The San Jose Jr. Sharks are now accepting applications for the 2023-24 season. If you are interested in coaching the Jr. Sharks girls or boys teams or have any questions, please email Curtis Brown, email@example.com. Coaching announcements will be made in early April.
This page was developed for the benefit of our coaches. We understand that the time and effort you give to this program are priceless. The Jr. Sharks want to make sure that all of our coaches are educated and prepared for their season and specific team. Below you will find information we feel will give you the knowledge to maximize the performance of your team. If you ever have any questions or concerns please contact the Director of the Jr Sharks, Curtis Brown (firstname.lastname@example.org).
Practices should be focused on your specific age group. Using the format above for breakdowns in skill development for age groups, develop plans that will benefit your kids.
U12 teams and younger should always maximize the ice and use stations for repetition. U14 and older teams can begin to utilize full ice drills while also incorporating stations or "split squad" drills.
For more drill information, visit the USA Hockey website: http://www.admkids.com/page/show/915460-practice-plans
Small Area Games (SAG) is a great way to teach your players the game of hockey. SAG gives coaches the tools to teach their kids systems and hockey habits that are important to being a great hockey player. USA Hockey has provided a PDF with over 35 games, highlighting Transitions, Breakouts, Defensive Zone Play, Offensive Zone Play, Forechecking and Special Teams:
We encourage all of our coaches to use SAG for at least 15 minutes a practice. It is important to use SAG to get kids engaged and teach them how to compete. Using a SAG at the beginning of practice helps players focus right away.
Repetition is the mother of all learning. This saying is really old…old enough to be one of those latin phrases that’s engraved into stone: Repetitio mater studiorum est.

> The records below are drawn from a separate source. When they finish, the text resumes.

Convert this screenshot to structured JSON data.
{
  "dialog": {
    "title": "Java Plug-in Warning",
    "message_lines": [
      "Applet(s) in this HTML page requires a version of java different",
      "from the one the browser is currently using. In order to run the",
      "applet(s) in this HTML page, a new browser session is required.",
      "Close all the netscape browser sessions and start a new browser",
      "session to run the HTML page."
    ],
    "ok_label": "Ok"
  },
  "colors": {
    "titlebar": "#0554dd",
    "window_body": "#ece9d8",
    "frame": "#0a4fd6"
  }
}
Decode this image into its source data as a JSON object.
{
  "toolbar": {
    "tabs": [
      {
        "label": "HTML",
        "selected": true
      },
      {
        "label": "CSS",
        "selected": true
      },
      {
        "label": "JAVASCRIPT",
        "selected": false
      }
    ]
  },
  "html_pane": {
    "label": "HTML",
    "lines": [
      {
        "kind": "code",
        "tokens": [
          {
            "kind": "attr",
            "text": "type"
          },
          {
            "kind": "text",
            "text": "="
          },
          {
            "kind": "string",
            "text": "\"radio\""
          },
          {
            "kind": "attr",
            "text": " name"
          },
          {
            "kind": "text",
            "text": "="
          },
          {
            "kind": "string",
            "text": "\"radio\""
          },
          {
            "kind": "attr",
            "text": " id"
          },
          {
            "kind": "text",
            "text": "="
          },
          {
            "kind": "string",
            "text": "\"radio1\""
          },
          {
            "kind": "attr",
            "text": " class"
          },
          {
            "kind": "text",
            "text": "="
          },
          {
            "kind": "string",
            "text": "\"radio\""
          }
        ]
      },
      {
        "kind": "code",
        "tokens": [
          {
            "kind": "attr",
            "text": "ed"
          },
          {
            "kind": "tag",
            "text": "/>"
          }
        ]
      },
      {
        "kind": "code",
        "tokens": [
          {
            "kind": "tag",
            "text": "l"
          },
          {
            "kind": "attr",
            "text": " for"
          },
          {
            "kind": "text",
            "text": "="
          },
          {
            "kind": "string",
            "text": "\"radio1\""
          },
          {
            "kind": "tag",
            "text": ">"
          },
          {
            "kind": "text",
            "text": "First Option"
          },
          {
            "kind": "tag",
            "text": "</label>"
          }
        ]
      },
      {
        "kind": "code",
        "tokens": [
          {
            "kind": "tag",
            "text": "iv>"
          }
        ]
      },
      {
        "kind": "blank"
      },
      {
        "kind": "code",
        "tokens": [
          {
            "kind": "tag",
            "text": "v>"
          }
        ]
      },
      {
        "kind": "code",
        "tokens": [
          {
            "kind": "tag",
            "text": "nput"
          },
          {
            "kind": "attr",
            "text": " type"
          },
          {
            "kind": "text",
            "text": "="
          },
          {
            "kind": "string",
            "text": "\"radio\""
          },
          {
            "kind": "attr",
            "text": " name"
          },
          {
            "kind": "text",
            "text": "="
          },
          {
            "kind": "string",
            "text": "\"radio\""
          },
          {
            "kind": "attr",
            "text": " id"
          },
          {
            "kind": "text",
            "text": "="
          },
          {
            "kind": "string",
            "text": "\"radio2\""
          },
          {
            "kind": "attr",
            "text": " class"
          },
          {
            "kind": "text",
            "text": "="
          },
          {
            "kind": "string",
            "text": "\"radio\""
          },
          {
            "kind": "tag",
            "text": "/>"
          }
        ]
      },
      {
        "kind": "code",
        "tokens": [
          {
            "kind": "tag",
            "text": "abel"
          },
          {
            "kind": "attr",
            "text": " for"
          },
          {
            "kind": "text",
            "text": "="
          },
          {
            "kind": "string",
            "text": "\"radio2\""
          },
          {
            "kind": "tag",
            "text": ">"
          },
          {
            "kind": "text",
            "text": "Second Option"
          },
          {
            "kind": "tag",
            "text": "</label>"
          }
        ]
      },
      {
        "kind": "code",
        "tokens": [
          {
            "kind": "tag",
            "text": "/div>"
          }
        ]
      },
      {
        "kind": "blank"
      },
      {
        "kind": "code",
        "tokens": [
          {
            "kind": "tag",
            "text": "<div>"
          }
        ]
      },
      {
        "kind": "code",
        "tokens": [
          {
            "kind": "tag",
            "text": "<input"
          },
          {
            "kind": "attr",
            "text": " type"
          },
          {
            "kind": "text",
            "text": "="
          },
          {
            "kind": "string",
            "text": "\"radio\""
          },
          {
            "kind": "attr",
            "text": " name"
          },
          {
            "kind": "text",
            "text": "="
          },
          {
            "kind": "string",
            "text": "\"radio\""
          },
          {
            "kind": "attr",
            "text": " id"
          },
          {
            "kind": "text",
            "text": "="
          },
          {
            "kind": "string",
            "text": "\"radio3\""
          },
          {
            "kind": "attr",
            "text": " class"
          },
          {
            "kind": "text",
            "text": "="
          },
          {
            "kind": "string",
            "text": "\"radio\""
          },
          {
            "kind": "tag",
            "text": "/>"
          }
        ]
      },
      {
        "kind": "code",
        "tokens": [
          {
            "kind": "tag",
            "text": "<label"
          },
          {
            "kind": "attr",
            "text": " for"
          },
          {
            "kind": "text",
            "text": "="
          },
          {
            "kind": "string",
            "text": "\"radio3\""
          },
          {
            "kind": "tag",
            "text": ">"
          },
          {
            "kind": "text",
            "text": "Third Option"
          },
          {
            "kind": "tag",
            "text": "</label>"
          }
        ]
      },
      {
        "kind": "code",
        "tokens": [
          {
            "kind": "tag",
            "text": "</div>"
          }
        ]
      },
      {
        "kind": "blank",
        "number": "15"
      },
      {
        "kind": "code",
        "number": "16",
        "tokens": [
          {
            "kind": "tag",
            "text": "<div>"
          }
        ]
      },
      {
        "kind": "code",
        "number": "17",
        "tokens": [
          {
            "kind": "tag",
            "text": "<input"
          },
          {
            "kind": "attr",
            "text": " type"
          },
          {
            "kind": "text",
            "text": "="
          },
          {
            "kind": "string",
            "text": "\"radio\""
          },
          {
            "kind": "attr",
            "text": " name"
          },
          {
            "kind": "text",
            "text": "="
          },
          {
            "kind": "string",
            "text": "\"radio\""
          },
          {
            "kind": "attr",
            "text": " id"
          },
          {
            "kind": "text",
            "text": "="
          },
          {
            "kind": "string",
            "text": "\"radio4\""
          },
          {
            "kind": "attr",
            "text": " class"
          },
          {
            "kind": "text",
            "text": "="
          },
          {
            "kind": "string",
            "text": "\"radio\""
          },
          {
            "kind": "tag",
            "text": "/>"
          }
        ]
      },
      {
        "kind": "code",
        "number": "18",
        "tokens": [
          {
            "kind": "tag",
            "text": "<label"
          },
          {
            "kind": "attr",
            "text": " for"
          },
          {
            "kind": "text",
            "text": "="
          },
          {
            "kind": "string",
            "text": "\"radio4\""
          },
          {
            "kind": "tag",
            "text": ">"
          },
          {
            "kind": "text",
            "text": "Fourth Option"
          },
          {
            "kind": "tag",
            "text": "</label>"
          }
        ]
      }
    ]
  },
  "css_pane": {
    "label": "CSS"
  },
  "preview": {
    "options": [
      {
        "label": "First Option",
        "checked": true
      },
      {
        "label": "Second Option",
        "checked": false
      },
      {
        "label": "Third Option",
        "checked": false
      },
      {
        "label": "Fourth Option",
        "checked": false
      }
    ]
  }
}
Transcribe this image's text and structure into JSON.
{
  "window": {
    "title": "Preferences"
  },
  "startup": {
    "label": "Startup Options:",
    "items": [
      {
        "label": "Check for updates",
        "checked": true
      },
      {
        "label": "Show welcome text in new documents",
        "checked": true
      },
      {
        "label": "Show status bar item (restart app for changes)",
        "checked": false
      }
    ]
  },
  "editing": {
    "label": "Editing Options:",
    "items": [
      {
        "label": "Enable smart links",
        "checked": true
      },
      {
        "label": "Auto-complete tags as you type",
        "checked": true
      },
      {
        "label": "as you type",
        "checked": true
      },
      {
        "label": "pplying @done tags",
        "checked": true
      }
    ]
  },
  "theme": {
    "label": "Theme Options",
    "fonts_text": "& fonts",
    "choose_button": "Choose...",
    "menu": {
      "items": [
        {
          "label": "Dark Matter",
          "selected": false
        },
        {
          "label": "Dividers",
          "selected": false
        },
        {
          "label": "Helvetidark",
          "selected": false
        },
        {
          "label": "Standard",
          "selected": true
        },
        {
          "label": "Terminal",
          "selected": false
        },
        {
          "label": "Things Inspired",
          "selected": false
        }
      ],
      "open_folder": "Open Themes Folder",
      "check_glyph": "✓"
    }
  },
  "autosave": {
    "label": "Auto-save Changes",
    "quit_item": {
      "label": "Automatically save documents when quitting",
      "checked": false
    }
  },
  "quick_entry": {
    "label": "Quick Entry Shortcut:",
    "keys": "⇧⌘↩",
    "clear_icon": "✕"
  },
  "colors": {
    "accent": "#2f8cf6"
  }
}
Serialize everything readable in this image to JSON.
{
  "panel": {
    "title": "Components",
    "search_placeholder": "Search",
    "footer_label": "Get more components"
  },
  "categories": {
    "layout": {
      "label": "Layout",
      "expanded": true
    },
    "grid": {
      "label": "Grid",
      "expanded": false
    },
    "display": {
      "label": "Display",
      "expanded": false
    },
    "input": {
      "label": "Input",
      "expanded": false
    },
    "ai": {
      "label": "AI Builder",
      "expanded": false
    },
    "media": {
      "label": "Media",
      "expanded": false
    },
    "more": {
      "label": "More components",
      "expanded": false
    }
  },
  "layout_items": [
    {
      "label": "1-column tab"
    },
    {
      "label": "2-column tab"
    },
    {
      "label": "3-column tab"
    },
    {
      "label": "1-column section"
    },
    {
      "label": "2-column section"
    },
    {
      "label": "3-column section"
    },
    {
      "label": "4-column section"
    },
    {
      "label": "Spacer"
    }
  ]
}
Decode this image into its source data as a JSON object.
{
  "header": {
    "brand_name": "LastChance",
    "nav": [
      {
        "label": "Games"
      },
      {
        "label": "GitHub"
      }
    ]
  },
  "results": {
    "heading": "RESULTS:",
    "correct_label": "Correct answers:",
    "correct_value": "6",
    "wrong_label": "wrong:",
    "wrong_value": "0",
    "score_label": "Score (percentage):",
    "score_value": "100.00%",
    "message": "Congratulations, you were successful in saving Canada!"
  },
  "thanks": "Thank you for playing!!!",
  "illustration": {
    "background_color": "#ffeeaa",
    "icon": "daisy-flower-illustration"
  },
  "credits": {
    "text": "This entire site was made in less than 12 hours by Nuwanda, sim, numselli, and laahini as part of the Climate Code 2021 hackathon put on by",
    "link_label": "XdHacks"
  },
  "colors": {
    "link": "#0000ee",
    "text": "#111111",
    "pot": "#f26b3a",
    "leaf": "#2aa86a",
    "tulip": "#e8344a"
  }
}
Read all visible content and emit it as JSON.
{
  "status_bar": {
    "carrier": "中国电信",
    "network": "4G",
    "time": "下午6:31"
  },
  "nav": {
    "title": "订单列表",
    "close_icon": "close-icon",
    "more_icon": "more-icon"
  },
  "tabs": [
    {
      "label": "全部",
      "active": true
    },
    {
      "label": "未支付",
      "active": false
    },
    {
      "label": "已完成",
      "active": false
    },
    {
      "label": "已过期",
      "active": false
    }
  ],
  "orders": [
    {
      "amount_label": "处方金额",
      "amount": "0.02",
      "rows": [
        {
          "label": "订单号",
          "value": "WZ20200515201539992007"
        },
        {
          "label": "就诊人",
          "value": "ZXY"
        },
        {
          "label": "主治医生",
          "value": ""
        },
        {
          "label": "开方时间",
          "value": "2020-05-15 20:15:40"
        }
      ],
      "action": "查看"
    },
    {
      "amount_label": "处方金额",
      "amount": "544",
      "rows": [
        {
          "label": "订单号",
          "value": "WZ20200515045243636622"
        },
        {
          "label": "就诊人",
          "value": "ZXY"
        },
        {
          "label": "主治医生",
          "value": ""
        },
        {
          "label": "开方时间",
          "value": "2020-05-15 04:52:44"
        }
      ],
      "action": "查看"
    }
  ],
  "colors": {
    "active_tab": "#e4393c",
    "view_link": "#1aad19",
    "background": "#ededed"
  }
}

It's the same in the classroom as it is in sports.
We should always seek to increase the number of repetitions for our players during all of our hockey practices. One of the best ways to create more repetitions is to break players into smaller groups and utilize the ice surface more efficiently though station-based practices. Ice time is a valuable commodity; we need to use it wisely for the development of our kids.
Coaches should spend less time talking and explaining drills, giving kids the opportunity to keep moving and get more repetitions in.
If you want to know what your players are really doing during a practice, use the form below, Player Activity Tracker, and see how you can help your players better.
Stage 1- Active Start Stage (Ages 0-6)
Stage 2- FUNdamental Stage (Ages 6-9)
Stage 3- Learning to Train (Ages 9-12)
Stage 4- Training to Train (Ages 12-16)
Stage 5- Learn to Compete (Ages 16-18)
Stage 6- Compete to Compete (18 and over)
For more information, visit USA Hockey: http://www.admkids.com/page/show/910488-long-term-athlete-development